Powershell Oneliner #2

A quick way to check if any of your ESX server’s CPU load reached “red” levels recently:

Host CPU oneliner

PowerShell Oneliner #1

One of the great things about Windows PowerShell, is that it allows us IT Administrators to write relatively simple, single-line commands to retrieve specific information about our servers and present it just the way we want. I will be posting my own PowerShell Oneliners frequently and explain how they work.

Check the size of type 3, logical volumes in GB, the free space in MB and calculate the percentage free space:

Get-WmiObject Win32_logicaldisk |

Where-Object {$_.drivetype -eq 3} |

Format-Table -Property Name,VolumeName,`

@{label=”Size (GB)”;expression={[math]::truncate($_.size/1GB)}},`

@{label=”Free Space (MB)”;expression={[math]::truncate($_.freespace/1MB)}},`

@{label=”Percent Free”;expression={[math]::truncate((($_.freespace/1GB)/($_.size/1GB))*100)}}

First, I use Windows Management Instrumentation (WMI) to get all information available about the logical disks in my computer.

The result is piped to Where-Object, which filters out the objects that represent a volume.

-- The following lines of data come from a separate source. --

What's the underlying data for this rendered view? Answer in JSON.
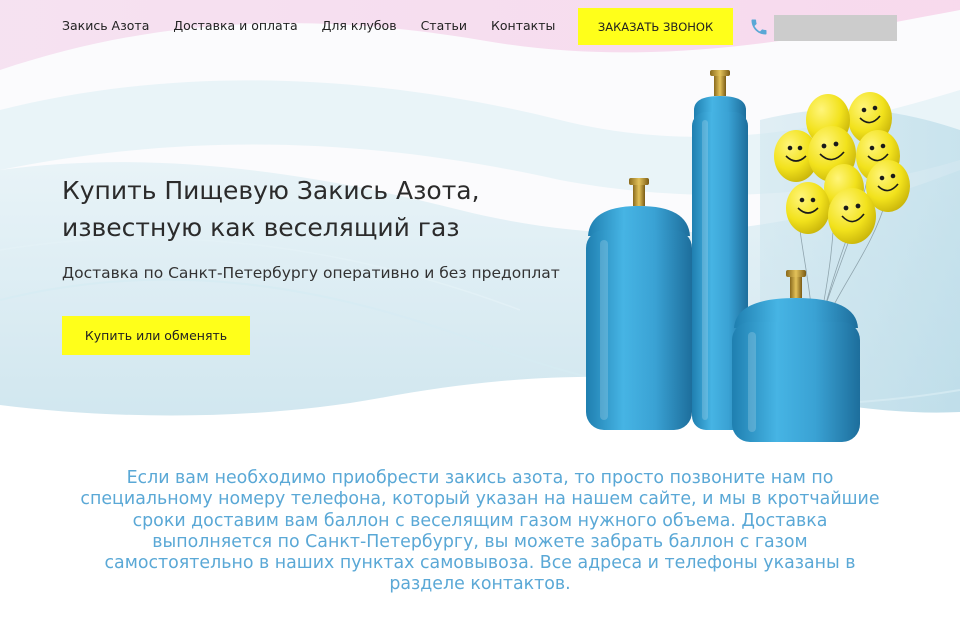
{
  "nav": {
    "items": [
      {
        "label": "Закись Азота"
      },
      {
        "label": "Доставка и оплата"
      },
      {
        "label": "Для клубов"
      },
      {
        "label": "Статьи"
      },
      {
        "label": "Контакты"
      }
    ],
    "call_button": "ЗАКАЗАТЬ ЗВОНОК",
    "phone_icon": "phone-icon"
  },
  "hero": {
    "title_line1": "Купить Пищевую Закись Азота,",
    "title_line2": "известную как веселящий газ",
    "subtitle": "Доставка по Санкт-Петербургу оперативно и без предоплат",
    "button": "Купить или обменять"
  },
  "info": {
    "text": "Если вам необходимо приобрести закись азота, то просто позвоните нам по специальному номеру телефона, который указан на нашем сайте, и мы в кротчайшие сроки доставим вам баллон с веселящим газом нужного объема. Доставка выполняется по Санкт-Петербургу, вы можете забрать баллон с газом самостоятельно в наших пунктах самовывоза. Все адреса и телефоны указаны в разделе контактов."
  },
  "colors": {
    "accent_yellow": "#ffff1a",
    "text_blue": "#5aa8d6",
    "cylinder_blue": "#3ba3d6",
    "balloon_yellow": "#f2e21c"
  }
}
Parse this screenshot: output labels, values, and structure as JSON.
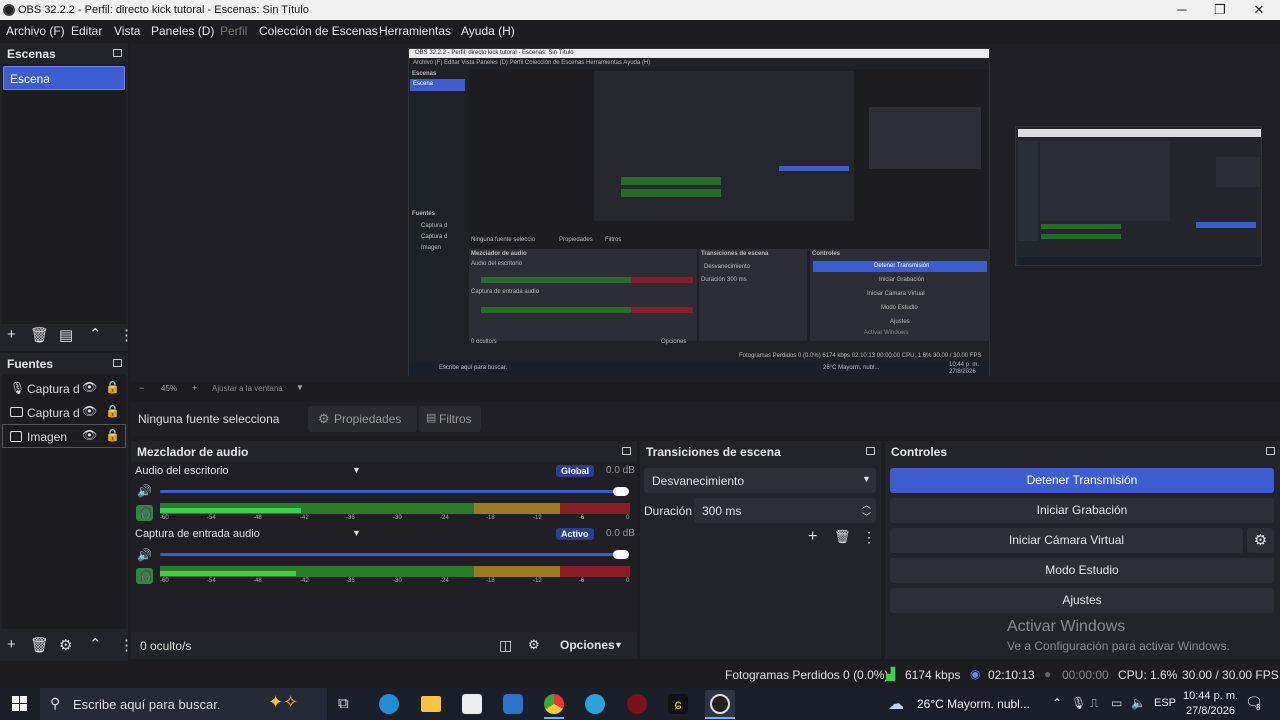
{
  "window": {
    "title": "OBS 32.2.2 - Perfil: directo kick tutoral - Escenas: Sin Título",
    "minimize": "─",
    "maximize": "❐",
    "close": "✕"
  },
  "menu": {
    "items": [
      "Archivo (F)",
      "Editar",
      "Vista",
      "Paneles (D)",
      "Perfil",
      "Colección de Escenas",
      "Herramientas",
      "Ayuda (H)"
    ]
  },
  "scenes": {
    "title": "Escenas",
    "items": [
      "Escena"
    ]
  },
  "sources": {
    "title": "Fuentes",
    "items": [
      {
        "label": "Captura d",
        "icon": "microphone-icon"
      },
      {
        "label": "Captura d",
        "icon": "monitor-icon"
      },
      {
        "label": "Imagen",
        "icon": "image-icon"
      }
    ]
  },
  "preview": {
    "zoom": "45%",
    "fit_label": "Ajustar a la ventana",
    "nested": {
      "title": "OBS 32.2.2 - Perfil: directo kick tutoral - Escenas: Sin Título",
      "menu": "Archivo (F)   Editar   Vista   Paneles (D)   Perfil   Colección de Escenas   Herramientas   Ayuda (H)",
      "scenes": "Escenas",
      "scene_item": "Escena",
      "sources": "Fuentes",
      "src1": "Captura d",
      "src2": "Captura d",
      "src3": "Imagen",
      "no_source": "Ninguna fuente seleccio",
      "props": "Propiedades",
      "filters": "Filtros",
      "mixer": "Mezclador de audio",
      "desktop": "Audio del escritorio",
      "mic": "Captura de entrada audio",
      "transitions": "Transiciones de escena",
      "fade": "Desvanecimiento",
      "duration": "Duración",
      "duration_val": "300 ms",
      "controls": "Controles",
      "stop": "Detener Transmisión",
      "record": "Iniciar Grabación",
      "vcam": "Iniciar Cámara Virtual",
      "studio": "Modo Estudio",
      "settings": "Ajustes",
      "activate": "Activar Windows",
      "activate2": "Ve a Configuración para activar Windows.",
      "hidden": "0 oculto/s",
      "options": "Opciones",
      "zoom": "45%",
      "fit": "Ajustar a la ventana",
      "status": "Fotogramas Perdidos 0 (0.0%)   6174 kbps   02:10:13   00:00:00   CPU: 1.6%   30.00 / 30.00 FPS",
      "search": "Escribe aquí para buscar.",
      "weather": "26°C  Mayorm. nubl...",
      "clock": "10:44 p. m.",
      "date": "27/8/2026"
    }
  },
  "source_toolbar": {
    "no_source": "Ninguna fuente selecciona",
    "properties": "Propiedades",
    "filters": "Filtros"
  },
  "mixer": {
    "title": "Mezclador de audio",
    "channels": [
      {
        "name": "Audio del escritorio",
        "badge": "Global",
        "db": "0.0 dB",
        "volume": 1.0,
        "level": 0.3
      },
      {
        "name": "Captura de entrada audio",
        "badge": "Activo",
        "db": "0.0 dB",
        "volume": 1.0,
        "level": 0.29
      }
    ],
    "ticks": [
      "-60",
      "-54",
      "-48",
      "-42",
      "-36",
      "-30",
      "-24",
      "-18",
      "-12",
      "-6",
      "0"
    ],
    "hidden": "0 oculto/s",
    "options": "Opciones"
  },
  "transitions": {
    "title": "Transiciones de escena",
    "selected": "Desvanecimiento",
    "duration_label": "Duración",
    "duration_value": "300 ms"
  },
  "controls": {
    "title": "Controles",
    "stop_stream": "Detener Transmisión",
    "start_record": "Iniciar Grabación",
    "start_vcam": "Iniciar Cámara Virtual",
    "studio_mode": "Modo Estudio",
    "settings": "Ajustes",
    "activate_title": "Activar Windows",
    "activate_sub": "Ve a Configuración para activar Windows."
  },
  "status": {
    "dropped": "Fotogramas Perdidos 0 (0.0%)",
    "bitrate": "6174 kbps",
    "stream_time": "02:10:13",
    "record_time": "00:00:00",
    "cpu": "CPU: 1.6%",
    "fps": "30.00 / 30.00 FPS"
  },
  "taskbar": {
    "search_placeholder": "Escribe aquí para buscar.",
    "weather": "26°C  Mayorm. nubl...",
    "lang": "ESP",
    "time": "10:44 p. m.",
    "date": "27/8/2026",
    "notif_count": "3"
  },
  "colors": {
    "accent": "#3c5ccf",
    "meter_green": "#2fbf3c",
    "meter_yellow": "#9c8a22",
    "meter_red": "#8a1e28"
  }
}
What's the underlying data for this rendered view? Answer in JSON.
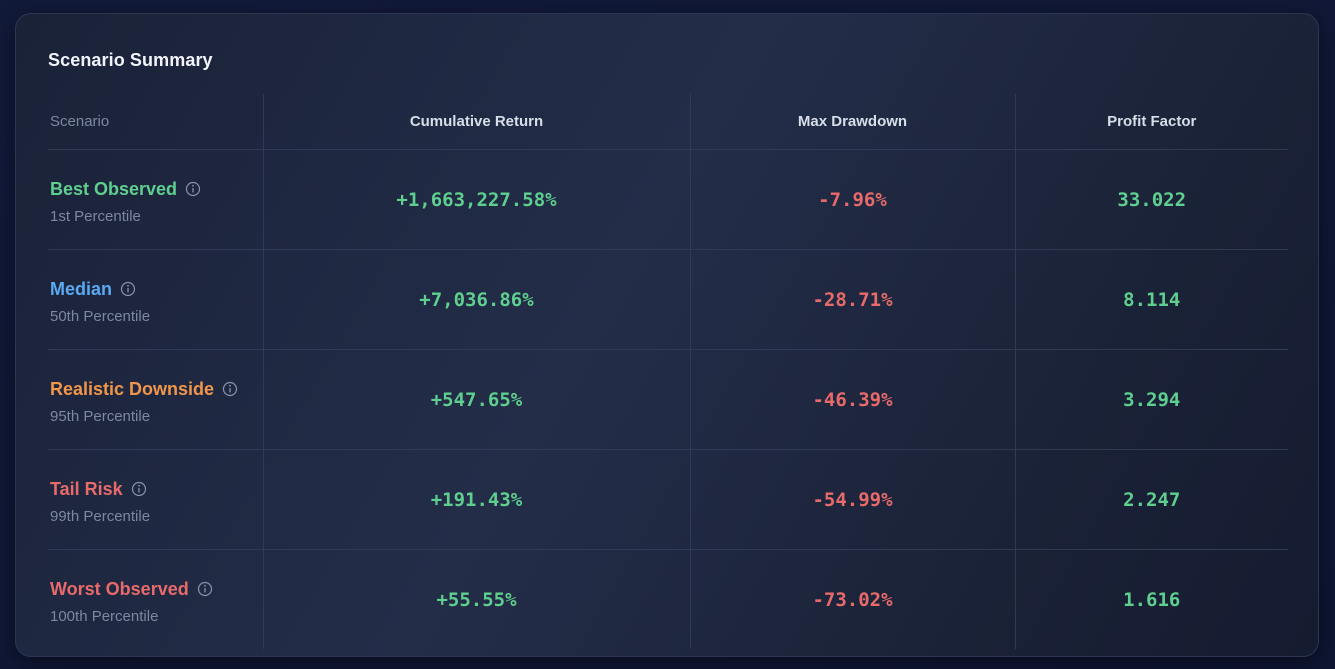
{
  "title": "Scenario Summary",
  "columns": [
    "Scenario",
    "Cumulative Return",
    "Max Drawdown",
    "Profit Factor"
  ],
  "icon": "info-icon",
  "colors": {
    "green": "#5ecf8e",
    "red": "#e86a6a",
    "blue": "#5aa9f2",
    "orange": "#f0964a"
  },
  "rows": [
    {
      "name": "Best Observed",
      "subtitle": "1st Percentile",
      "name_color": "#5ecf8e",
      "cumulative_return": "+1,663,227.58%",
      "max_drawdown": "-7.96%",
      "profit_factor": "33.022"
    },
    {
      "name": "Median",
      "subtitle": "50th Percentile",
      "name_color": "#5aa9f2",
      "cumulative_return": "+7,036.86%",
      "max_drawdown": "-28.71%",
      "profit_factor": "8.114"
    },
    {
      "name": "Realistic Downside",
      "subtitle": "95th Percentile",
      "name_color": "#f0964a",
      "cumulative_return": "+547.65%",
      "max_drawdown": "-46.39%",
      "profit_factor": "3.294"
    },
    {
      "name": "Tail Risk",
      "subtitle": "99th Percentile",
      "name_color": "#e86a6a",
      "cumulative_return": "+191.43%",
      "max_drawdown": "-54.99%",
      "profit_factor": "2.247"
    },
    {
      "name": "Worst Observed",
      "subtitle": "100th Percentile",
      "name_color": "#e86a6a",
      "cumulative_return": "+55.55%",
      "max_drawdown": "-73.02%",
      "profit_factor": "1.616"
    }
  ]
}
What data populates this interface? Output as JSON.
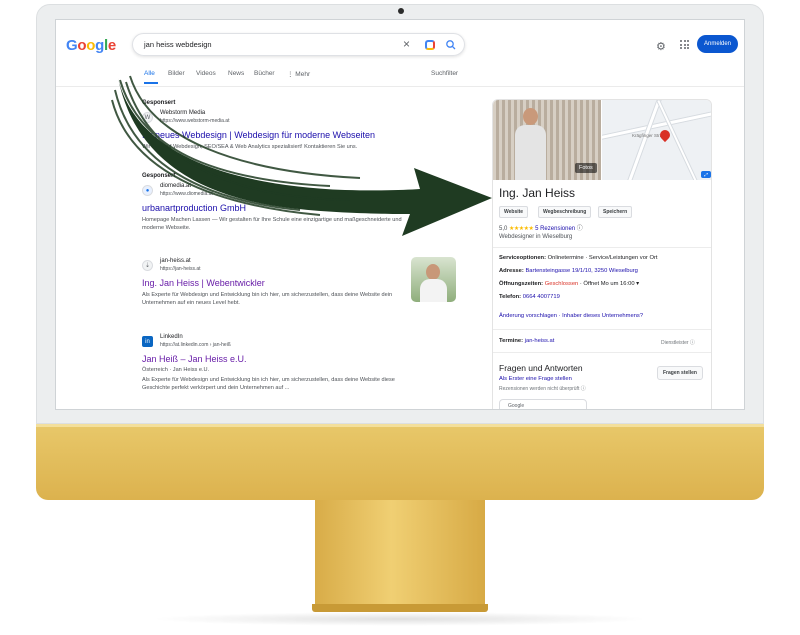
{
  "search": {
    "query": "jan heiss webdesign",
    "signin_label": "Anmelden"
  },
  "tabs": [
    "Alle",
    "Bilder",
    "Videos",
    "News",
    "Bücher",
    "⋮ Mehr"
  ],
  "tools_label": "Suchfilter",
  "results": {
    "ad1": {
      "sponsor_label": "Gesponsert",
      "site_name": "Webstorm Media",
      "url": "https://www.webstorm-media.at",
      "title": "Ihr neues Webdesign | Webdesign für moderne Webseiten",
      "snippet": "Wir sind auf Webdesign, SEO/SEA & Web Analytics spezialisiert! Kontaktieren Sie uns."
    },
    "ad2": {
      "sponsor_label": "Gesponsert",
      "site_name": "diomedia.at",
      "url": "https://www.diomedia.at",
      "title": "urbanartproduction GmbH",
      "snippet": "Homepage Machen Lassen — Wir gestalten für Ihre Schule eine einzigartige und maßgeschneiderte und moderne Webseite."
    },
    "r1": {
      "site_name": "jan-heiss.at",
      "url": "https://jan-heiss.at",
      "title": "Ing. Jan Heiss | Webentwickler",
      "snippet": "Als Experte für Webdesign und Entwicklung bin ich hier, um sicherzustellen, dass deine Website dein Unternehmen auf ein neues Level hebt."
    },
    "r2": {
      "site_name": "LinkedIn",
      "url": "https://at.linkedin.com › jan-heiß",
      "title": "Jan Heiß – Jan Heiss e.U.",
      "subtitle": "Österreich · Jan Heiss e.U.",
      "snippet": "Als Experte für Webdesign und Entwicklung bin ich hier, um sicherzustellen, dass deine Website diese Geschichte perfekt verkörpert und dein Unternehmen auf ..."
    }
  },
  "panel": {
    "fotos_label": "Fotos",
    "map_street": "Krägfinger Straße",
    "name": "Ing. Jan Heiss",
    "btn_website": "Website",
    "btn_route": "Wegbeschreibung",
    "btn_save": "Speichern",
    "rating": "5,0",
    "reviews": "5 Rezensionen",
    "category": "Webdesigner in Wieselburg",
    "service_label": "Serviceoptionen:",
    "service_value": "Onlinetermine · Service/Leistungen vor Ort",
    "address_label": "Adresse:",
    "address_value": "Bartensteingasse 19/1/10, 3250 Wieselburg",
    "hours_label": "Öffnungszeiten:",
    "hours_closed": "Geschlossen",
    "hours_next": "· Öffnet Mo um 16:00 ▾",
    "phone_label": "Telefon:",
    "phone_value": "0664 4007719",
    "suggest_link": "Änderung vorschlagen · Inhaber dieses Unternehmens?",
    "appointments_label": "Termine:",
    "appointments_value": "jan-heiss.at",
    "provider_label": "Dienstleister ⓘ",
    "qa_title": "Fragen und Antworten",
    "qa_link": "Als Erster eine Frage stellen",
    "qa_note": "Rezensionen werden nicht überprüft ⓘ",
    "ask_button": "Fragen stellen",
    "bottom_box": "Google"
  }
}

Then I specify the way I want the output to be formatted: which is in a table, with columns showing the Driveletter, Volume Name, Size, Free Space and Percent Free. I am using a trick here to do some calculations on the properties before I display them. You can use the format @{label=”label”;expression={expression}} to achieve this.

By the way: For readability I have truncated the command at the pipeline character and used the line break character ` (backtick) in several other places. You can however put the entire command in a single line and execute it from the PowerShell Command Prompt.